Why We Need Love, edited by Simon Van Booy
Harper Perennial - Philosophy
Student: Why does one feel the necessity of love?
Krishnamurti: You mean, why do we have love? Why should there be love? Can we do without it? What would happen if you did not have this so-called love? If your parents began to think out why they love you, you might not be here. They might throw you out. They think they love you; therefore they want they want to protect you, they want to see you educated, they feel that they must give you every opportunity to be something. This feeling of protection, this feeling of wanting you to be educated, this feeling that you belong to them, is what they generally call love. Without it, what would happen? What would happen if your parents did not love you? You would be neglected, you would be something inconvenient, you would be pushed out, they would hate you. So fortunately, there is this feeling of love, perhaps clouded, perhaps besmirched and ugly, but there is still that feeling, fortunately for you and me; otherwise you and I would not have been educated, would not exist.
--from On Love and Loneliness by Jiddu Krishnamurti with students at Rajghat School, Dec. 19, 1952, as quoted in Why We Need Love, p. 222
Doesn't that look like great food for discussion? I may have to bring up this series in my face-to-face book group because I would absolutely love to have a chance to sit around and discuss the readings, quotes and artwork in all three books.
I've written lengthy reviews of the first two of Simon Van Booy's three-book philosophy series, here:
I saved Why We Need Love for last because I thought it would be my favorite and it wasn't, but that doesn't in any way diminish my opinion of the book and the enjoyment I got from the reading. It just wasn't my favorite, that's all.
Like the other books in Simon's philosophy series, Why We Need Love contains selected readings, including poetry, quotations and excerpts from both fiction and non-fiction works as well as works of art, with introductions by the editor. As in the other books, I thought the intros were surprisingly illuminating and the choices of reading material were, for the most part, exceptional.
One thing I really love about this series is that it gives readers who may not have a comprehensive background in literature a chance to dip their toes in the waters of many rivers, so to speak.

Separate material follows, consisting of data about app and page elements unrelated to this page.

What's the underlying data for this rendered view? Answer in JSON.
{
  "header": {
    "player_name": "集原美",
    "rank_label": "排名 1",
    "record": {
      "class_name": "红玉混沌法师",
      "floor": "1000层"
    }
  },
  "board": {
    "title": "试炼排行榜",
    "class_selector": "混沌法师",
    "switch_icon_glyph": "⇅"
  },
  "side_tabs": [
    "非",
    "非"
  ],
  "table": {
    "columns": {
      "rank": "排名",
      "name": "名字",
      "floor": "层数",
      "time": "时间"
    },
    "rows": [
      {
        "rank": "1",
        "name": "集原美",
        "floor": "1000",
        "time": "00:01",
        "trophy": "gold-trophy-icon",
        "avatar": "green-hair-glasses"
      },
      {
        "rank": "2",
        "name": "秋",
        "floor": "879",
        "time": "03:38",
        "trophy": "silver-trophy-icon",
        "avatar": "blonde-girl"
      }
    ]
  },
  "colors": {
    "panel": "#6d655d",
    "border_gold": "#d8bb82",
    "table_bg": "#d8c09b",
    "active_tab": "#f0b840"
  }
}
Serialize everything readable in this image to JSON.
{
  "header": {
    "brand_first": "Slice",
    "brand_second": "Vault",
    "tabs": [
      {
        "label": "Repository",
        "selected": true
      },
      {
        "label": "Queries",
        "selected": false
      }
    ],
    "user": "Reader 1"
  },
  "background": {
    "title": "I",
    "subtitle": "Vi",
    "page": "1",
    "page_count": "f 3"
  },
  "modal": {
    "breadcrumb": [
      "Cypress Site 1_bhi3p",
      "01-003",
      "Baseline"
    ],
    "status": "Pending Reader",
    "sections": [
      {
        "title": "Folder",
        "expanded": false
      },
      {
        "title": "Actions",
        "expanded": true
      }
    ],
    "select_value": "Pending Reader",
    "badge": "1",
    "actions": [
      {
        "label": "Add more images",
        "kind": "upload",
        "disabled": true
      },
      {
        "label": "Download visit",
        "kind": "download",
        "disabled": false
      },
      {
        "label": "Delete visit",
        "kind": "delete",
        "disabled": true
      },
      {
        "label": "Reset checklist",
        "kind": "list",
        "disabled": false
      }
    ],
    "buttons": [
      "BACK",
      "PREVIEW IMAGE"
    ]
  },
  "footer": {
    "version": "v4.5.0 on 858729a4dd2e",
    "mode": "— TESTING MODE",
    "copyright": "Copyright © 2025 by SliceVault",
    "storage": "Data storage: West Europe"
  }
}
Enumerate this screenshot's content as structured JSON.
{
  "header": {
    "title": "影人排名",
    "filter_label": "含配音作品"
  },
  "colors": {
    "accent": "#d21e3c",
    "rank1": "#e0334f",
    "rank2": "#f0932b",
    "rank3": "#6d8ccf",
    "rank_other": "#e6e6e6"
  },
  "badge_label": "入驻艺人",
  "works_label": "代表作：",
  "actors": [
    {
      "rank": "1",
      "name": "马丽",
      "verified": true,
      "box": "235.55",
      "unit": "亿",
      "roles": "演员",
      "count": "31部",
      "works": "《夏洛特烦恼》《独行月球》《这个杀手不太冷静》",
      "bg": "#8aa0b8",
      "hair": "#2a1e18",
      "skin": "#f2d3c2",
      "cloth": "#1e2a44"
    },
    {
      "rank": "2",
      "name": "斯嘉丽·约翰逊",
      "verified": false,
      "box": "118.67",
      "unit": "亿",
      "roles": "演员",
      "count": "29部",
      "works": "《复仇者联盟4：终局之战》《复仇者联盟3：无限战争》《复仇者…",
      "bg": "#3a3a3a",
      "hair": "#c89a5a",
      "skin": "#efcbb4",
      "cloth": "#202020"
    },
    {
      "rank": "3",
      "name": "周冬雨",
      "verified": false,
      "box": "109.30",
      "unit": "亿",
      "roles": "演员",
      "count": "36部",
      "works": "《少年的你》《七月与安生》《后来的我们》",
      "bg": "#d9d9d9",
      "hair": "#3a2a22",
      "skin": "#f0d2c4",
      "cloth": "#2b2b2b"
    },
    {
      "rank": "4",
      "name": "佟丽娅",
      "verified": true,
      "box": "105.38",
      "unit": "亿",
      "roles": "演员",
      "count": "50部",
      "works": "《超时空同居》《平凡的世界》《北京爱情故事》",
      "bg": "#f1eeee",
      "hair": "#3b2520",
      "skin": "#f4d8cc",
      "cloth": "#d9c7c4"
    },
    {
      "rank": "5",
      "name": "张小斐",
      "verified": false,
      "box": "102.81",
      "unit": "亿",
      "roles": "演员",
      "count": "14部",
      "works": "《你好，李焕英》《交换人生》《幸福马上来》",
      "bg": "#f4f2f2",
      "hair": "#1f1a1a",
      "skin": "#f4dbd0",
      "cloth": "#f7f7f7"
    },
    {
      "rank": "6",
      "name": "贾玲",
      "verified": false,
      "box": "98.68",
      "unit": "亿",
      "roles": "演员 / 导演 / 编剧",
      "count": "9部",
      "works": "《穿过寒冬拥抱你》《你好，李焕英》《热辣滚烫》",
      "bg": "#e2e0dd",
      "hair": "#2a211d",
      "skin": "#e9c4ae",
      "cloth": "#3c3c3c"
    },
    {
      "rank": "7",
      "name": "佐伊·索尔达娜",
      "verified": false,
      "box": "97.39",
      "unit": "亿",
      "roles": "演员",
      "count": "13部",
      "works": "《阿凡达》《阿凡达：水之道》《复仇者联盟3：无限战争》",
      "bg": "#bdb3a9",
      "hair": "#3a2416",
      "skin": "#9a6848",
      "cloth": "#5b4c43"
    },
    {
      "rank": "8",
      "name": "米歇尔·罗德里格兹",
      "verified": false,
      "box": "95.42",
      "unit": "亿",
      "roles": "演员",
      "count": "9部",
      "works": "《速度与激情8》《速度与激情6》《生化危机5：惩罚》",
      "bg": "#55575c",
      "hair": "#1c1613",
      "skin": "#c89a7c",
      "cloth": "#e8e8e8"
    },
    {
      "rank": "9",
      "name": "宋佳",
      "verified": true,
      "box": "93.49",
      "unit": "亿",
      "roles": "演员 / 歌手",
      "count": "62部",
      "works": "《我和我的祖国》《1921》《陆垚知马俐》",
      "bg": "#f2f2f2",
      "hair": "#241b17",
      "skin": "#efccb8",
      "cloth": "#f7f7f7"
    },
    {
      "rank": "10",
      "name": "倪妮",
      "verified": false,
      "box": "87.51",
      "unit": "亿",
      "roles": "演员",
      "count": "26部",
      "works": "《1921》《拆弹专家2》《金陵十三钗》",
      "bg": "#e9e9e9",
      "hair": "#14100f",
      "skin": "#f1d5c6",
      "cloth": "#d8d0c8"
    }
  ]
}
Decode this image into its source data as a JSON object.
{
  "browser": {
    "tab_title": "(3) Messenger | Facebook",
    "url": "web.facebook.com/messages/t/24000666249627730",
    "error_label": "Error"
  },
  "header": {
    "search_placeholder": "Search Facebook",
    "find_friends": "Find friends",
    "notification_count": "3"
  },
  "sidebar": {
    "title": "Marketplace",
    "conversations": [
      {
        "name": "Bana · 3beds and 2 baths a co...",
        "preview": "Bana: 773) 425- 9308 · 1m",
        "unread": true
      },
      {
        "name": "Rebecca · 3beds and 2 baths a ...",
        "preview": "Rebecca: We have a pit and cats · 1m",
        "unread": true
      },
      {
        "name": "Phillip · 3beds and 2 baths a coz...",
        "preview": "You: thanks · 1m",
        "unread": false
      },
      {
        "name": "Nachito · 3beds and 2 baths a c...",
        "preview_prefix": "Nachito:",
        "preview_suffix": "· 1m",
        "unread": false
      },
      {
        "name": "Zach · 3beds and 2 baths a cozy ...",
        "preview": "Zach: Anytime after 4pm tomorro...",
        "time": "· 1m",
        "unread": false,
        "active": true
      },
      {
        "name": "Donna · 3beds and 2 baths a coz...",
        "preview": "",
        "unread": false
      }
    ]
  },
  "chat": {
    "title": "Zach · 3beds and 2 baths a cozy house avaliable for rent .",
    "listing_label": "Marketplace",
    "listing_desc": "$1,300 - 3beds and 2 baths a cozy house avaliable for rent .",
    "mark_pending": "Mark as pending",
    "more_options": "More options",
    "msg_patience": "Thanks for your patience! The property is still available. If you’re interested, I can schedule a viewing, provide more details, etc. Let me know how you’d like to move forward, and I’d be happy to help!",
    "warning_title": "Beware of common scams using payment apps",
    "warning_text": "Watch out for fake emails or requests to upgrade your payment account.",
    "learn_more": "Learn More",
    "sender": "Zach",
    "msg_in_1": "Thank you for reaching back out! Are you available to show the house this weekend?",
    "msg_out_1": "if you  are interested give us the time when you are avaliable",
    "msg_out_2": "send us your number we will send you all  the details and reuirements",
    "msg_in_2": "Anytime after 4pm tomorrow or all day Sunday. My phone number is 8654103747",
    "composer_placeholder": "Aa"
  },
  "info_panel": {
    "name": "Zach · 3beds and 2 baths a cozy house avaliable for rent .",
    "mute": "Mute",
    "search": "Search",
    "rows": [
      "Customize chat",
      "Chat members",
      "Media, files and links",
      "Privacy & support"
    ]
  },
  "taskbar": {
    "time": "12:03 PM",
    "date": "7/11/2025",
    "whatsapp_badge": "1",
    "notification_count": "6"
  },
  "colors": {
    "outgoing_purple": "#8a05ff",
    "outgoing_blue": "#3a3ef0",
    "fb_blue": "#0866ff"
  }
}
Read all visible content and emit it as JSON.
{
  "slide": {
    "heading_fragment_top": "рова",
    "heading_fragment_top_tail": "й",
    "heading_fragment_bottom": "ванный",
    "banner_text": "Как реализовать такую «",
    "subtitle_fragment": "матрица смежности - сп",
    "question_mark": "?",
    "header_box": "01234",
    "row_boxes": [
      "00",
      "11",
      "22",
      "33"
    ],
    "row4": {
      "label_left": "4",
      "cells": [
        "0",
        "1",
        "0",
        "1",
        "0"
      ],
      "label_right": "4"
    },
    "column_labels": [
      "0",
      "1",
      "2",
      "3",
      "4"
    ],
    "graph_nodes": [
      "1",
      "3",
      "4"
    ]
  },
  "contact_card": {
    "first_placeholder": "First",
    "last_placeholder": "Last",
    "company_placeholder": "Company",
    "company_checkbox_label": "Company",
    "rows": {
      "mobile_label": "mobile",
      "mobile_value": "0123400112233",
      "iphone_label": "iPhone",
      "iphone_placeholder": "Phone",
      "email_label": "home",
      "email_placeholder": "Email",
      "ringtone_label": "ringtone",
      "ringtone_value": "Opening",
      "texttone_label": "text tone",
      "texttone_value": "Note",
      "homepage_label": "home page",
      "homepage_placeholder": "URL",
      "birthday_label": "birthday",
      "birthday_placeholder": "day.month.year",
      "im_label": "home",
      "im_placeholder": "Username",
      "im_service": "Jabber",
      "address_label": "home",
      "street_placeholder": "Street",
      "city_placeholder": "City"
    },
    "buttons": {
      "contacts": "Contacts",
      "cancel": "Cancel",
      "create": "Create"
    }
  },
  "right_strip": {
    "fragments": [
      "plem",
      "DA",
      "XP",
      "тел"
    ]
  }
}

The variety of readings are not only about love making hearts beat faster and people swoon; there are also readings that make you think about alternatives. In one case, lust is mistaken for love with hilarious and rather horrifying results.
The bottom line:
I loved all three of the books in Simon Van Booy's philosophy series and Why We Need Love was not my favorite but I still enjoyed it immensely. The conversation from which I drew a quote, above, was among my favorite readings but I even liked the passages from Ethan Frome! I know half of you vibrated in horror when I said that, but Simon has done an excellent job of selecting only the bits of literature and philosophy that are most relevant to each topic to create books worth thinking about, talking about and owning. I highly recommend this entire
That cover almost looks rude, doesn't it? Maybe I've been reading Fail Blog too much and I'm sensitive to things that resemble things. I sense that it's warping me badly.
My thanks to Simon Van Booy and HarperPerennial for the review copies of the three books in this series!!
In other news:
Next up will be a list of my November reads in review, a review of E. C. Osondu's Voice of America, and a Books In/Books Out report for the week of December 13-20 (not necessarily in that order). I'm also about halfway through Beneath the Thirteen Moons and plan to review that before I shut down for the holidays. The volunteer firefighters' parade (Santa's way at the back, on the last fire truck-- and he didn't wave . . . weird) has already passed through our neighborhood, so I'm actually late taking off for the holidays. Actually, I'm just late all-around. You should see the blank space beneath our Christmas tree.
Two books have not made it into my sidebar:
Hercule Poirot's Christmas by Agatha Christie - which I read for my book group. And, then I wasn't able to attend the meeting. Major bummer. I was pleasantly surprised at how much I enjoyed the reading, since I'm not a big fan of mysteries.
Let it Snow by Maureen Johnson, John Green and Lauren Myracle - Three interconnected young adult Christmas romances written by three terrific authors. I'm on the final story so I guess the cover won't make it into my sidebar, but I'm enjoying the book. It's extremely fluffy reading, perfect for the holiday season.
Back for more fun, tomorrow! Happy Reading!!©2010 Nancy Horner. All rights reserved. If you are reading this post at a site other than Bookfoolery and Babble, you are reading a stolen feed. Email email@example.com for written permission to reproduce text or photos.